- interact through talking and playing, and using books, pictures other objects as part of language intervention to help stimulate language development
- model correct sounds and syllables for a child during age-appropriate play to teach the child how to make certain sounds
- provide strategies and homework for the child and parent or caregiver on how to do speech therapy at home
Speech Therapy for Adults
Speech therapy for adults also begins with an assessment to determine your needs and the best treatment.
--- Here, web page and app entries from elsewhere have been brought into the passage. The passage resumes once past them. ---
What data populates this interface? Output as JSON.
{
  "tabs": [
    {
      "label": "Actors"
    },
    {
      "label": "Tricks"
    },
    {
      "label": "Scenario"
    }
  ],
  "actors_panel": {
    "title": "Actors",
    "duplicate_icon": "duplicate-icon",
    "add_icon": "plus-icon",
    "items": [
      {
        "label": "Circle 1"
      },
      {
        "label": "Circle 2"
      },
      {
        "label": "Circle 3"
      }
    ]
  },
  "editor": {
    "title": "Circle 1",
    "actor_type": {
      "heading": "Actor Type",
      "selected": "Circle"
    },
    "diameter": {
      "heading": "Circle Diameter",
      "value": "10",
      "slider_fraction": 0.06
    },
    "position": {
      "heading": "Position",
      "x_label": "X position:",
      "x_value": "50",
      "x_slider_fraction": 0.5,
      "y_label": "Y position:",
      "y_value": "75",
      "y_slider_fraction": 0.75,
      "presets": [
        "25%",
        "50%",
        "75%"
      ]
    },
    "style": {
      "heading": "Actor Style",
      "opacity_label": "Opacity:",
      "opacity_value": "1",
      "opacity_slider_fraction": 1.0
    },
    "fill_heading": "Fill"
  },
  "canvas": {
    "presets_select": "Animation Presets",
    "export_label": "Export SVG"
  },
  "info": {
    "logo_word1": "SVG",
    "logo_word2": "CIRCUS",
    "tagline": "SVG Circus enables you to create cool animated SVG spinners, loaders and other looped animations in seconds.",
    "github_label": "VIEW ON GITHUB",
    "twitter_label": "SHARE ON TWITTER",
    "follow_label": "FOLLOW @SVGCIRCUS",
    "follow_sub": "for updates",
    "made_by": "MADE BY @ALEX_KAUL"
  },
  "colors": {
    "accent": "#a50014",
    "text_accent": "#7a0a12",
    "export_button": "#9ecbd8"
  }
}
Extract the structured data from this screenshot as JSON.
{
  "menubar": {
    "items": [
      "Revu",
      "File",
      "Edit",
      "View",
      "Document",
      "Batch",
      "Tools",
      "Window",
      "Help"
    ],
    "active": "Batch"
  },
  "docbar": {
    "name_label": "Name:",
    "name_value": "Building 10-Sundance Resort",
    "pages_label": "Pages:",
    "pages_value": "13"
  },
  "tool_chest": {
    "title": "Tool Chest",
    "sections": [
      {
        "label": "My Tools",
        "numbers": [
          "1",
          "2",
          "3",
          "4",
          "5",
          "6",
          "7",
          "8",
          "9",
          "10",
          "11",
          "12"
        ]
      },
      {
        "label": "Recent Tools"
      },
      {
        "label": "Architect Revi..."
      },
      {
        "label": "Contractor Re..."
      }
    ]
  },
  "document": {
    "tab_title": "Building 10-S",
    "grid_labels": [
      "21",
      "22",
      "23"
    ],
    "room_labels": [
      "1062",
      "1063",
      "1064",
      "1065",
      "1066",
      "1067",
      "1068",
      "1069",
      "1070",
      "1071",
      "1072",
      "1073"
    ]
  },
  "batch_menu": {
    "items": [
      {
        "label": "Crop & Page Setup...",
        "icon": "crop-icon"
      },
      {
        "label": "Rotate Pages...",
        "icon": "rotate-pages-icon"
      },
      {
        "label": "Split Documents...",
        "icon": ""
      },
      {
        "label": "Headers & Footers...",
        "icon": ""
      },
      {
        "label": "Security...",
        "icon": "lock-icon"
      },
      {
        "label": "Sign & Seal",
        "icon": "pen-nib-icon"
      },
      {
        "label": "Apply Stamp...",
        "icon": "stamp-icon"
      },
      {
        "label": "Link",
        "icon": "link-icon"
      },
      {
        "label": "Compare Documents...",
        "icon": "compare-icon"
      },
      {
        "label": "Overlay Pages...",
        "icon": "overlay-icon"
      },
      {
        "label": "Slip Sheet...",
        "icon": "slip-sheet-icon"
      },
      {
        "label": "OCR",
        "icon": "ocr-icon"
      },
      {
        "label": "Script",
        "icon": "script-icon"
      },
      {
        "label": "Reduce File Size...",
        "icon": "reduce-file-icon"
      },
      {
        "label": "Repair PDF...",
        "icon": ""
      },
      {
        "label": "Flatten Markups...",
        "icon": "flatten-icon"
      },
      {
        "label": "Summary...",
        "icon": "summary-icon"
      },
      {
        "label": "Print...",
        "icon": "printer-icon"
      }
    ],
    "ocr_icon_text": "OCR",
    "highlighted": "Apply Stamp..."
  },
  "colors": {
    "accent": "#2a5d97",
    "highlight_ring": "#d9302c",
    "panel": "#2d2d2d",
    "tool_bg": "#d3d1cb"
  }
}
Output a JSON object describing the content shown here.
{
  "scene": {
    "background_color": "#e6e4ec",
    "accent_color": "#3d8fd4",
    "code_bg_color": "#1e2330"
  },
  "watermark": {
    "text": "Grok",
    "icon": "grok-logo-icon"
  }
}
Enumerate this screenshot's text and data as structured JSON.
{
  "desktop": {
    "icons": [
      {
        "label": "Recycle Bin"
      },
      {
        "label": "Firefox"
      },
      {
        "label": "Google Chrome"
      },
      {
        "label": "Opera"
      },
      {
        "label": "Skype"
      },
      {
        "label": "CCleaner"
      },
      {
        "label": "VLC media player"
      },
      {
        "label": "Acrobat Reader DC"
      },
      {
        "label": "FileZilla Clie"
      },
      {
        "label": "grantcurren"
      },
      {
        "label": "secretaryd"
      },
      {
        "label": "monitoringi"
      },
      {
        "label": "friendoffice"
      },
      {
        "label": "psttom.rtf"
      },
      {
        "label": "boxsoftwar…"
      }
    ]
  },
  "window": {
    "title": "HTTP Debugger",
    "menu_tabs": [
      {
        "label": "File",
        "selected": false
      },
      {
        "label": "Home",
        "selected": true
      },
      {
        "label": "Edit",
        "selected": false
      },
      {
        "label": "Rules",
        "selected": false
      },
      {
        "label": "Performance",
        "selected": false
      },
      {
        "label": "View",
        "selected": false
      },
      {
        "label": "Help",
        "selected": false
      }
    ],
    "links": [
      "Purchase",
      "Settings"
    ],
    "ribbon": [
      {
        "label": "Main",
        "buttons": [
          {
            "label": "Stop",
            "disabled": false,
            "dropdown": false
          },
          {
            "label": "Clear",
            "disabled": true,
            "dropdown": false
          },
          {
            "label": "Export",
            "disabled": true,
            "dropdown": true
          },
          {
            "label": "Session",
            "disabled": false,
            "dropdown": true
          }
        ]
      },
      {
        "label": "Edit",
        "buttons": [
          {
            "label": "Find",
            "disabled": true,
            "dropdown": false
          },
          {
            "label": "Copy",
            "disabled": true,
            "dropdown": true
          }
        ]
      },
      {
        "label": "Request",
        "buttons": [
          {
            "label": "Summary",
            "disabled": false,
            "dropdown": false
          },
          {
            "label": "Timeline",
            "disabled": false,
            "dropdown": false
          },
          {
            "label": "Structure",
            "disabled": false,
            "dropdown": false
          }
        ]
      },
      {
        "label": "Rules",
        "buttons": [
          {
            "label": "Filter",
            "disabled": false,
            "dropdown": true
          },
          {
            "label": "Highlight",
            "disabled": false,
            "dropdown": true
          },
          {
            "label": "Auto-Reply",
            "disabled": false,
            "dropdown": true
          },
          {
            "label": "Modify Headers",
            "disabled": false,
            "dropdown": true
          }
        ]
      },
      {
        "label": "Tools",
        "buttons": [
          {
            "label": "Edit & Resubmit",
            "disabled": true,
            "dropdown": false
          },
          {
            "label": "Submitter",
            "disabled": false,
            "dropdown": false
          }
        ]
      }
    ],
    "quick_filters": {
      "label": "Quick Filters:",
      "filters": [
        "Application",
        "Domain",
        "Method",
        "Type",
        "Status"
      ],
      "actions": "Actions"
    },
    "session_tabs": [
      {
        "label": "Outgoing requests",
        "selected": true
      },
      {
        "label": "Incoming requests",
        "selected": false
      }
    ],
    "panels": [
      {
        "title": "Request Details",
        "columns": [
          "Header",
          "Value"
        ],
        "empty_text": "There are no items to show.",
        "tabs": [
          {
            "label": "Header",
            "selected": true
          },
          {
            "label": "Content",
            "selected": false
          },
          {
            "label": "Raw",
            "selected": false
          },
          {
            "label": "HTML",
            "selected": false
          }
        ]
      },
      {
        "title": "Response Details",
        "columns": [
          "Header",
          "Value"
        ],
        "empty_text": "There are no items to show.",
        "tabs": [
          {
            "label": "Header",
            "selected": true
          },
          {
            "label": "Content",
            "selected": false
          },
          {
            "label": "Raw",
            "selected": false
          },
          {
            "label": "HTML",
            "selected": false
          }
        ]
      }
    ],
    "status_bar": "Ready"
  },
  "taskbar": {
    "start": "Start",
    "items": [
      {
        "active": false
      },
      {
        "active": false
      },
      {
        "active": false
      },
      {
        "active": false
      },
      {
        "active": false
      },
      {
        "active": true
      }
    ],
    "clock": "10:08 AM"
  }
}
You will be provided with exercises that can help you with speech, language, and cognitive communication.
Therapy may also include retraining of swallowing function if an injury or medical condition, such as Parkinson’s disease or oral cancer, has caused swallowing difficulties.
Exercises may involve:
- problem solving, memory, and organisation, and other activities geared at improving cognitive communication
- conversational tactics to improve social communication
- breathing exercises for resonance
- exercises to strengthen oral muscles
There are many resources available if you’re looking to try speech therapy exercises at home, including:
- speech therapy apps
- language development games and toys, such as flip cards and flash cards
Speech therapy can treat a broad range of speech and language delays and disorders in children and adults. With early intervention, speech therapy can improve communication and boost self-confidence.
At Therapy Spot, we provide comprehensive speech and language services for children and adults. Whether you are a parent who is concerned about your child’s language development, or an adult who has experienced an injury or illness, our team of speech-language pathologists will create a treatment program that suits your needs and challenges. Call us today for more information.